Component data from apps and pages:

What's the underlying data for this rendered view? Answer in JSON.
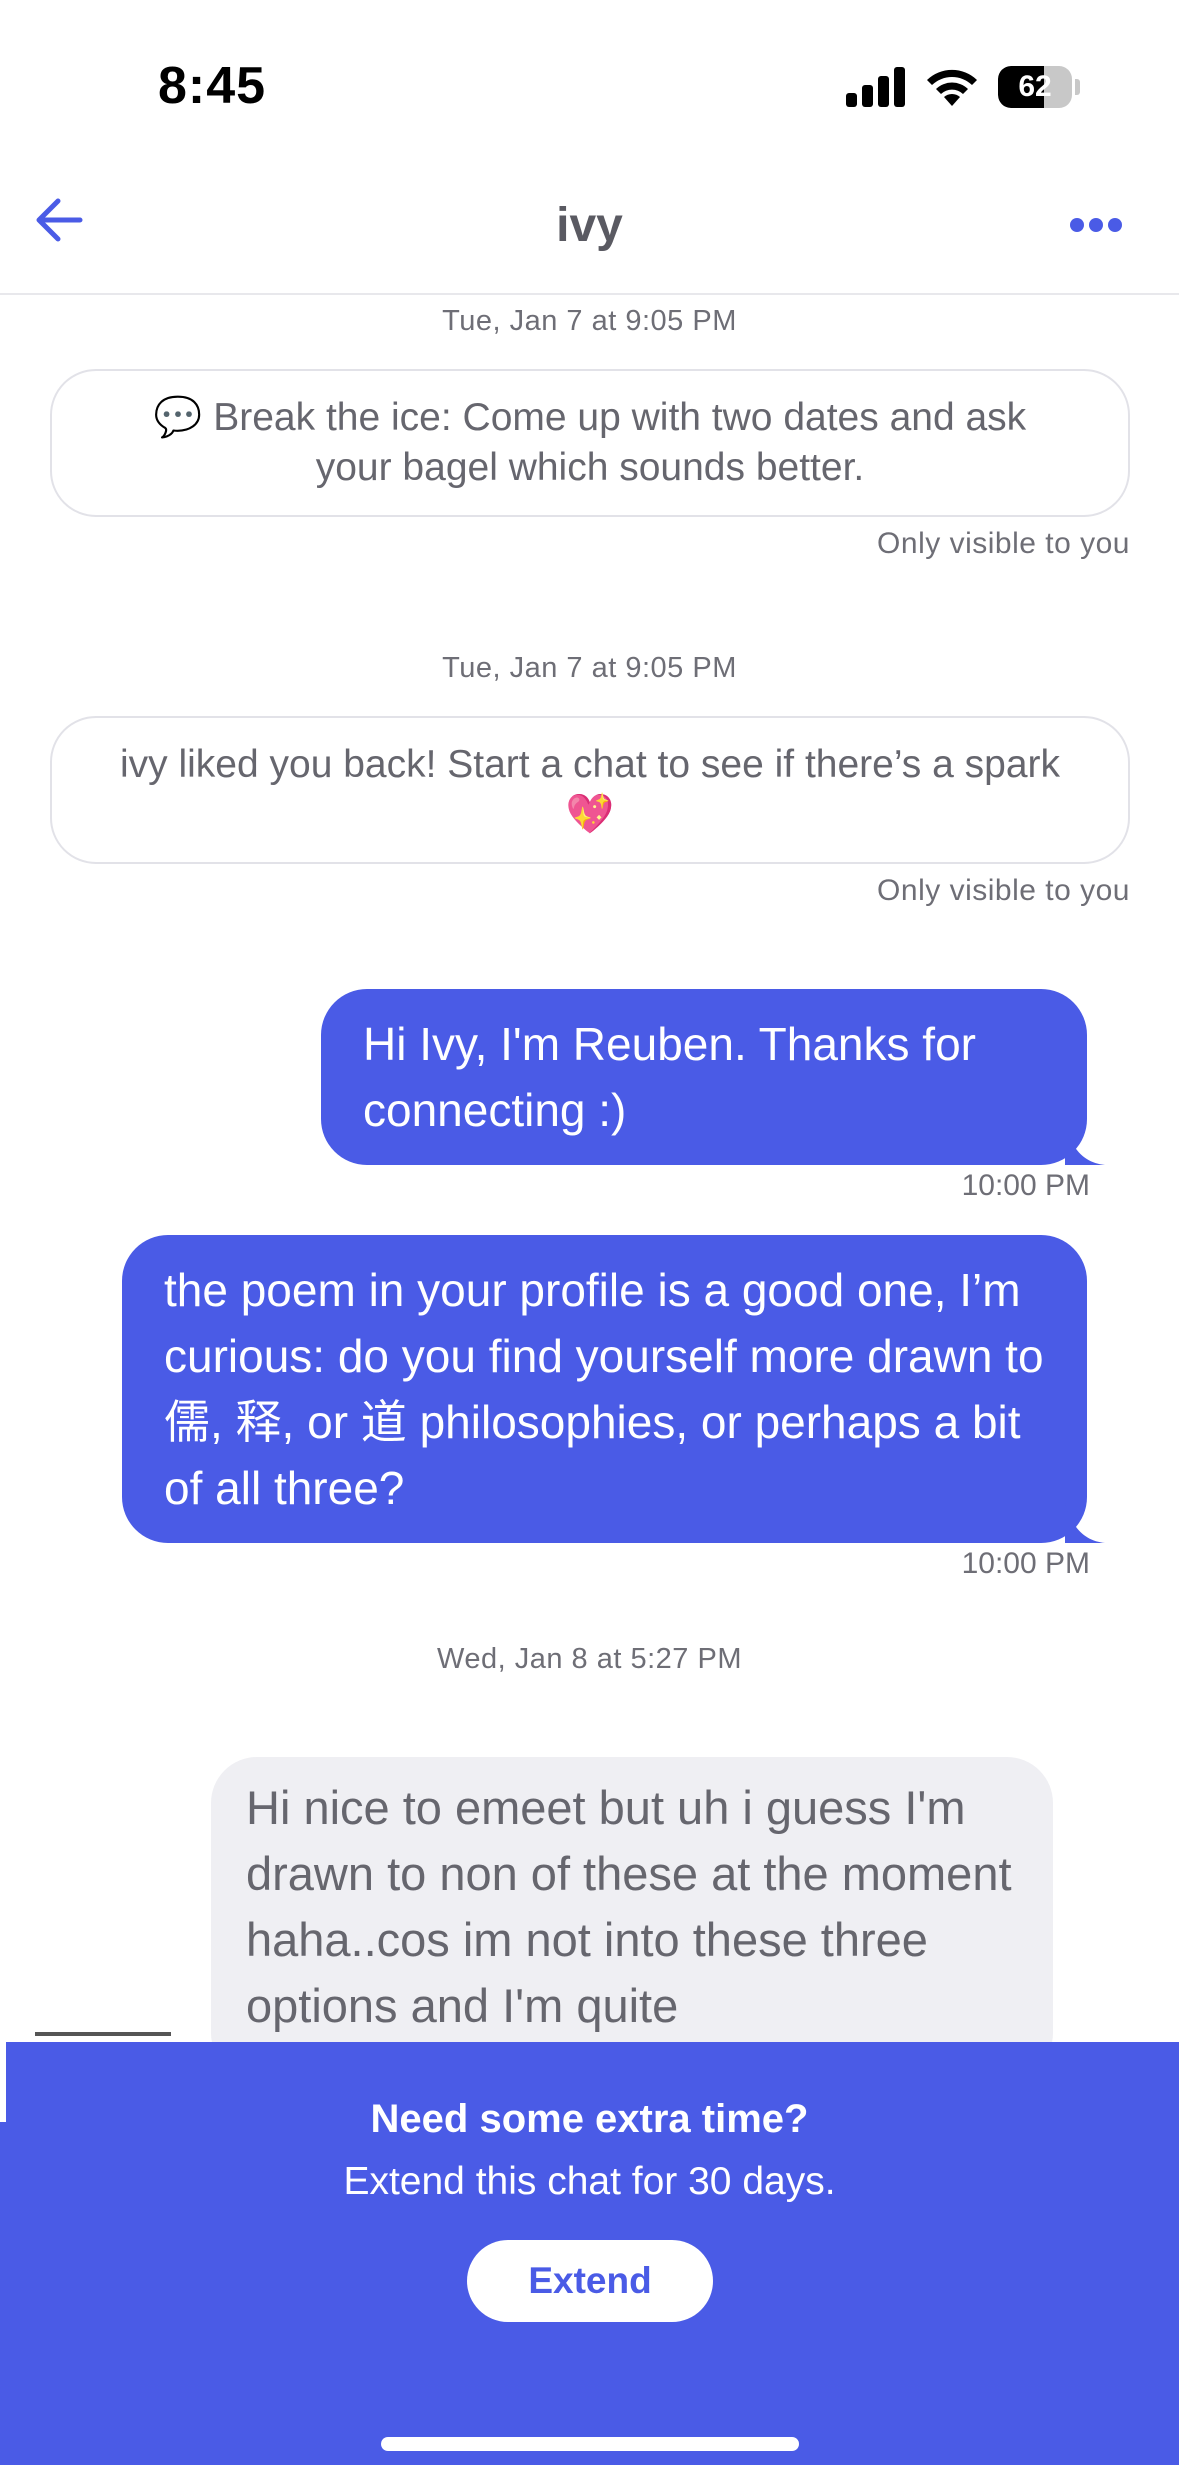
{
  "status_bar": {
    "time": "8:45",
    "battery": "62",
    "battery_level": 0.62
  },
  "nav": {
    "title": "ivy",
    "back_icon": "arrow-left-icon",
    "more_icon": "ellipsis-icon"
  },
  "chat": {
    "system_1": {
      "timestamp": "Tue, Jan 7 at 9:05 PM",
      "icon": "💬",
      "text": "Break the ice: Come up with two dates and ask your bagel which sounds better.",
      "note": "Only visible to you"
    },
    "system_2": {
      "timestamp": "Tue, Jan 7 at 9:05 PM",
      "text": "ivy liked you back! Start a chat to see if there’s a spark 💖",
      "note": "Only visible to you"
    },
    "sent_1": {
      "text": "Hi Ivy, I'm Reuben. Thanks for connecting :)",
      "time": "10:00 PM"
    },
    "sent_2": {
      "text": "the poem in your profile is a good one, I’m curious: do you find yourself more drawn to 儒, 释, or 道 philosophies, or perhaps a bit of all three?",
      "time": "10:00 PM"
    },
    "day_separator": "Wed, Jan 8 at 5:27 PM",
    "received_1": {
      "text": "Hi nice to emeet but uh i guess I'm drawn to non of these at the moment haha..cos im not into these three options and I'm quite"
    }
  },
  "extend_banner": {
    "title": "Need some extra time?",
    "subtitle": "Extend this chat for 30 days.",
    "button_label": "Extend"
  },
  "colors": {
    "accent": "#4a5be6",
    "received_bubble": "#efeff3",
    "muted_text": "#6e6e76"
  }
}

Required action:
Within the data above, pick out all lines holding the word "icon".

Exercise output:
    "back_icon": "arrow-left-icon",
    "more_icon": "ellipsis-icon"
      "icon": "💬",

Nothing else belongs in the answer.